The Final Rule also allows an employer to count nondiscretionary bonuses and incentive payments towards a portion of the salary threshold level. Employers may use nondiscretionary bonuses and incentive payments (including commissions) to satisfy up to 10 percent of the new standard salary threshold level provided that such monies are paid at least annually. If an employee does not earn enough in nondiscretionary bonuses and incentive payments (including commissions) in a given 52-week period to retain his or her exempt status, the DOL also permits a “catch-up” payment at the end of the 52-week period. The employer has one pay period to make up for the shortfall (up to 10 percent of the standard salary level for the preceding 52-week period). Any such catch-up payment will count only toward the prior 52-week period’s salary amount and not toward the salary amount in the 52-week period in which it was paid. If the employer chooses not to make the catch-up payment, the employee would be entitled to overtime pay for any overtime hours worked during the previous 52-week period.
Thresholds Vary by State

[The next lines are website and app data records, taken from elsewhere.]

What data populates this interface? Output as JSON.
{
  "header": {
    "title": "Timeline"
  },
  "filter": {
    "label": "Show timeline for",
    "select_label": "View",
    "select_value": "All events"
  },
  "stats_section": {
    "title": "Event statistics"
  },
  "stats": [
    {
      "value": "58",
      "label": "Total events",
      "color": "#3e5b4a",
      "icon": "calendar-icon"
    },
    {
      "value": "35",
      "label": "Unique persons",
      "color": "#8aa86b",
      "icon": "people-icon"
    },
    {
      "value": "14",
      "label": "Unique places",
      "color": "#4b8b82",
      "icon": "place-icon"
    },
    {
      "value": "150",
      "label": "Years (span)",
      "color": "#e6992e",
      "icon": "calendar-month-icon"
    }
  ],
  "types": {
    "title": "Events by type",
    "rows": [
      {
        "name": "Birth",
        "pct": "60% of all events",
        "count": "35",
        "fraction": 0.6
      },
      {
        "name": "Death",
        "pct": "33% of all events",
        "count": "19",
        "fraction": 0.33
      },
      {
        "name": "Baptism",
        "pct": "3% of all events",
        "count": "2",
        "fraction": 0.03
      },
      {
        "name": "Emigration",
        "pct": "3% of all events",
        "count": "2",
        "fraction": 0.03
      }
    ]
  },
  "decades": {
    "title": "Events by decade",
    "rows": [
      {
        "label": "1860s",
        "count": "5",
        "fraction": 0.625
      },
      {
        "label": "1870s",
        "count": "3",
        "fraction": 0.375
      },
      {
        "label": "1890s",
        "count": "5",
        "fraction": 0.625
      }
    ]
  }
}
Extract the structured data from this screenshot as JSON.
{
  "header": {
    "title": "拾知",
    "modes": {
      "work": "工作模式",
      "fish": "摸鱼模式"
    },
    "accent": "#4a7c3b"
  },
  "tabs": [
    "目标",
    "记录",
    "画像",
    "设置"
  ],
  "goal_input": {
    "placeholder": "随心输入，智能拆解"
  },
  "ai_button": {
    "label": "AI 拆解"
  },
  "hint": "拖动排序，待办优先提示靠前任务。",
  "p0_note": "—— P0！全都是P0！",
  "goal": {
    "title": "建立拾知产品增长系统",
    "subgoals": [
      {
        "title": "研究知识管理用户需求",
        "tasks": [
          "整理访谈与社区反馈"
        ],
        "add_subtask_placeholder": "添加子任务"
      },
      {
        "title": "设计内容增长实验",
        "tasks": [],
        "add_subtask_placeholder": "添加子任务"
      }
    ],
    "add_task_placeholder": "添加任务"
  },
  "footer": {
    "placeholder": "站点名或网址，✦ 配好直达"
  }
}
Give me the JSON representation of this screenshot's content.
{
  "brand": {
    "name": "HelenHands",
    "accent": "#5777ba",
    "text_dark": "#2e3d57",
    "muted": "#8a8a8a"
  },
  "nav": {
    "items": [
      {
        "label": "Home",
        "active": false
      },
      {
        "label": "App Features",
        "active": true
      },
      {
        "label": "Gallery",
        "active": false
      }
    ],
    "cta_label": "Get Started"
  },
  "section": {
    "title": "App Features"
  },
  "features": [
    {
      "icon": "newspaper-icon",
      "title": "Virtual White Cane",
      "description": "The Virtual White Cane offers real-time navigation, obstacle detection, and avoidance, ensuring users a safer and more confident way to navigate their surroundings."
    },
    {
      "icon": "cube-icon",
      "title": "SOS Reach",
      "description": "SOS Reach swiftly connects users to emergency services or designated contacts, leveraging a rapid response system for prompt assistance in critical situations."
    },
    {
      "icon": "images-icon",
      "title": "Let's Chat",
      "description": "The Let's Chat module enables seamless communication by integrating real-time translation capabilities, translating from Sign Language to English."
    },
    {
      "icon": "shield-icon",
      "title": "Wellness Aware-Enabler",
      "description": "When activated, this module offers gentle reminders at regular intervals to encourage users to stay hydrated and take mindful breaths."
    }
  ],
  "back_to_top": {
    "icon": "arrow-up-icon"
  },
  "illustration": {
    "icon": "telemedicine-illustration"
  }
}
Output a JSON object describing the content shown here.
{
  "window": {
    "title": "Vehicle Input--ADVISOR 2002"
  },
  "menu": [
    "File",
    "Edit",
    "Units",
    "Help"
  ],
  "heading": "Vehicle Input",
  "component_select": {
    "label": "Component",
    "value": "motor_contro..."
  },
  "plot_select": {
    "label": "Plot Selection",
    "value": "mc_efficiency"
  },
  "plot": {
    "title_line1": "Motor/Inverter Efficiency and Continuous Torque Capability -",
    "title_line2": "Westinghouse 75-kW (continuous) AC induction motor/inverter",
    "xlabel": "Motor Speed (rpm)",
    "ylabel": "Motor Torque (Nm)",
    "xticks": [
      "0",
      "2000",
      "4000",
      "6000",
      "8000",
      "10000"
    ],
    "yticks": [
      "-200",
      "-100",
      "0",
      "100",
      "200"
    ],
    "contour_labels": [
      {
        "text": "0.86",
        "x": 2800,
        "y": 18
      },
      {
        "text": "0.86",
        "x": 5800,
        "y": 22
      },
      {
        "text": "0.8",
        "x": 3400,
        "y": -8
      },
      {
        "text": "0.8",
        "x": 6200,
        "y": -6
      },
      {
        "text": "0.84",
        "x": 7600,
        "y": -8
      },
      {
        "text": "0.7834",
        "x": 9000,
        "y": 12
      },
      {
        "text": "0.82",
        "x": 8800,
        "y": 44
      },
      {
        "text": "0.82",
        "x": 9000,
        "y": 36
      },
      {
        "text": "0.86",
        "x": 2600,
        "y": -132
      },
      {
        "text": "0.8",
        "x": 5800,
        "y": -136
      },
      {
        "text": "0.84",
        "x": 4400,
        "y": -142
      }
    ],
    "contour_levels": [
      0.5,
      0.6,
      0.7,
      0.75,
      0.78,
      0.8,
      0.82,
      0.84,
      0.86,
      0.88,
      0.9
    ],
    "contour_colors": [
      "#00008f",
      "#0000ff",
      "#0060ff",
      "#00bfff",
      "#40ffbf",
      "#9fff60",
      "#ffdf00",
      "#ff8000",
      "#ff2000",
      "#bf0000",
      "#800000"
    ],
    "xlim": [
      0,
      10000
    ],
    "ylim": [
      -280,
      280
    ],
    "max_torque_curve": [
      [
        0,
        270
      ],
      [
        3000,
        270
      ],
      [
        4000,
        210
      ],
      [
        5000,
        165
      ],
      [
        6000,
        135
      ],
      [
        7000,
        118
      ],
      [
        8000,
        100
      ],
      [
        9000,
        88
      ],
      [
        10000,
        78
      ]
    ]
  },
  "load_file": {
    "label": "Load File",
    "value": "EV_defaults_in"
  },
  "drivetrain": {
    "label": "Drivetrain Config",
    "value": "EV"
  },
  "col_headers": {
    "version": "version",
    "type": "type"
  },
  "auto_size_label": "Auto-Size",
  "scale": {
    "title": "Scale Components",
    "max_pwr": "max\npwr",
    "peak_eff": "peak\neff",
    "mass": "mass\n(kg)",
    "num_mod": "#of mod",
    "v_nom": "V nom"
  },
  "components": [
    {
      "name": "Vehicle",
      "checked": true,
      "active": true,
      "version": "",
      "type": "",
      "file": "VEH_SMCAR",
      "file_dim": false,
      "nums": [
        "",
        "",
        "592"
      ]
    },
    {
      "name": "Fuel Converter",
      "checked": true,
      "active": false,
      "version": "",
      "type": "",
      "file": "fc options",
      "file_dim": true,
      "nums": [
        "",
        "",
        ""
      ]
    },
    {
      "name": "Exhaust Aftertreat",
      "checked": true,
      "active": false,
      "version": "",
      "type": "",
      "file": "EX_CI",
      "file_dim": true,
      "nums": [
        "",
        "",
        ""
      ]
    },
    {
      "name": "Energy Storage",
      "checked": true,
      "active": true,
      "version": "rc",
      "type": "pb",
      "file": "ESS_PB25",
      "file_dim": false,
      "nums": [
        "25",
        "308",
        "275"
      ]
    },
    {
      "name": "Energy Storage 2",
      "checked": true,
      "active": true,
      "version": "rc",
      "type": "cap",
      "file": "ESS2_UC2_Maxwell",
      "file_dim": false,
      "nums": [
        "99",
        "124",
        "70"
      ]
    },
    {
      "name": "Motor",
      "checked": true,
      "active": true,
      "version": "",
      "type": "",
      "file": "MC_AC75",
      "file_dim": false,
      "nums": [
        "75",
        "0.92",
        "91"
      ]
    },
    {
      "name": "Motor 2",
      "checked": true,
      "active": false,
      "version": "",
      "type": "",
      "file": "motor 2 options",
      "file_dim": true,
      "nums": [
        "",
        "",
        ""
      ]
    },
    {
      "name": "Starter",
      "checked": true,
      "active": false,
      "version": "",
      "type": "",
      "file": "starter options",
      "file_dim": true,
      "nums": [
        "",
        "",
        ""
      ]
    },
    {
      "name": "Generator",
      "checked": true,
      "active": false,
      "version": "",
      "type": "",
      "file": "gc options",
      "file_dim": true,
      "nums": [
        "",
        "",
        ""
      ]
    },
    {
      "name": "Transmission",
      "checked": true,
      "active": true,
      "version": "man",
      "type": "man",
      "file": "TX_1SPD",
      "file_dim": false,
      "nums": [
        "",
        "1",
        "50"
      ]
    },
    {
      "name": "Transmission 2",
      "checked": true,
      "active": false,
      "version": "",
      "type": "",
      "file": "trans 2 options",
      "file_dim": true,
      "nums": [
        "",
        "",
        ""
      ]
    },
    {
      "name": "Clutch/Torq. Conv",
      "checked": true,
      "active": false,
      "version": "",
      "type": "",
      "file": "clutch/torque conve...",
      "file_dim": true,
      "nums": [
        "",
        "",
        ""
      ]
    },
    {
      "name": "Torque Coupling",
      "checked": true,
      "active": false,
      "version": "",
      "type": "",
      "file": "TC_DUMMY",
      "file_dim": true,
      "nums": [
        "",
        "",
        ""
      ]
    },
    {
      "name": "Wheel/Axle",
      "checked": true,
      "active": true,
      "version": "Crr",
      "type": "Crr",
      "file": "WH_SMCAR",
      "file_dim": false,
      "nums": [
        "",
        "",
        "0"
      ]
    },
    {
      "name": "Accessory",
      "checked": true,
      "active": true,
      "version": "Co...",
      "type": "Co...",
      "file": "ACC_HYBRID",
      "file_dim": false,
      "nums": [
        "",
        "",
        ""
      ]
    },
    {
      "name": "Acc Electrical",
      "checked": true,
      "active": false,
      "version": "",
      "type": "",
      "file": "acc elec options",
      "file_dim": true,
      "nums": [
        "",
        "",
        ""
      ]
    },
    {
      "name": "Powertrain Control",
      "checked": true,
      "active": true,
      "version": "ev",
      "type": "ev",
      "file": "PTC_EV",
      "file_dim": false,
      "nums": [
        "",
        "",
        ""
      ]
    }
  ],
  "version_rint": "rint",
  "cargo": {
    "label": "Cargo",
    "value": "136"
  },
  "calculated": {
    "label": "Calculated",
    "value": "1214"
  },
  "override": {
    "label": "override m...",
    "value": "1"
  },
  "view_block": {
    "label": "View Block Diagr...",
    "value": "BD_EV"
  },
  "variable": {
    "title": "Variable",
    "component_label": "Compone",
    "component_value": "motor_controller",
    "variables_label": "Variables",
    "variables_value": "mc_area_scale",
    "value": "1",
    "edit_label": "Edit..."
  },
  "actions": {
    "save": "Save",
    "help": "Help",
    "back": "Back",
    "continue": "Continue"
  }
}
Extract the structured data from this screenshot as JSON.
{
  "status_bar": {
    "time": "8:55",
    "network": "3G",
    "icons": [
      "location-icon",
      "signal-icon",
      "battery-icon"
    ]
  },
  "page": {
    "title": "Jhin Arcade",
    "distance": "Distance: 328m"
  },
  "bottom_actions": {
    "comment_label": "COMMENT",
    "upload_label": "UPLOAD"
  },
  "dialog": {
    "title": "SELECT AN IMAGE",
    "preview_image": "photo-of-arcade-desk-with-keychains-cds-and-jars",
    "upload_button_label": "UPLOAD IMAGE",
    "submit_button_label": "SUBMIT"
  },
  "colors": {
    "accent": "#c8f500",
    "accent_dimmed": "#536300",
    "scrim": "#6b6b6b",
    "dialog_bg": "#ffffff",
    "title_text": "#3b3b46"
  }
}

It is also important to remember that many states have their own salary thresholds for exempt status and these thresholds are not impacted by the DOL’s Final Rule. For example, New York’s salary threshold for businesses in New York City with 11 or more employees is $1,125 per week ($58,500 per year). This means that in New York City, in order to classify employees as exempt under the executive/managerial or administrative exemption, the employer must pay the employee a salary of at least $1,125 per week. Similarly, in California the salary threshold exceeds the federal minimum at $880 per week for employers with 25 or fewer employees ($45,760 per year) or $960 per week for employers with more than 25 employees ($49,920 per year). Further, some states, including New York and California, do not permit employers to use non-salary remuneration, such as commissions or nondiscretionary bonuses, to satisfy the salary threshold. Therefore, it is imperative that employers work with counsel to ensure that they are paying the correct salary to exempt employees under applicable state law.
Finally, please note that white-collar employees earning below the $684 threshold (other than teachers, lawyers and doctors) are entitled to overtime, but simply paying an employee above the threshold is not sufficient to exempt them from the requirements under the FLSA or New York labor laws. For an employee to be properly classified as exempt, the employee must satisfy both the salary test and a duties test. The duties test requirement for exempt status under both federal and state law remains unchanged. When reviewing their employees’ salaries, an employer should also review their job duties to ensure they satisfy the appropriate duties test that would allow such employees to remain exempt from overtime and minimum wage requirements.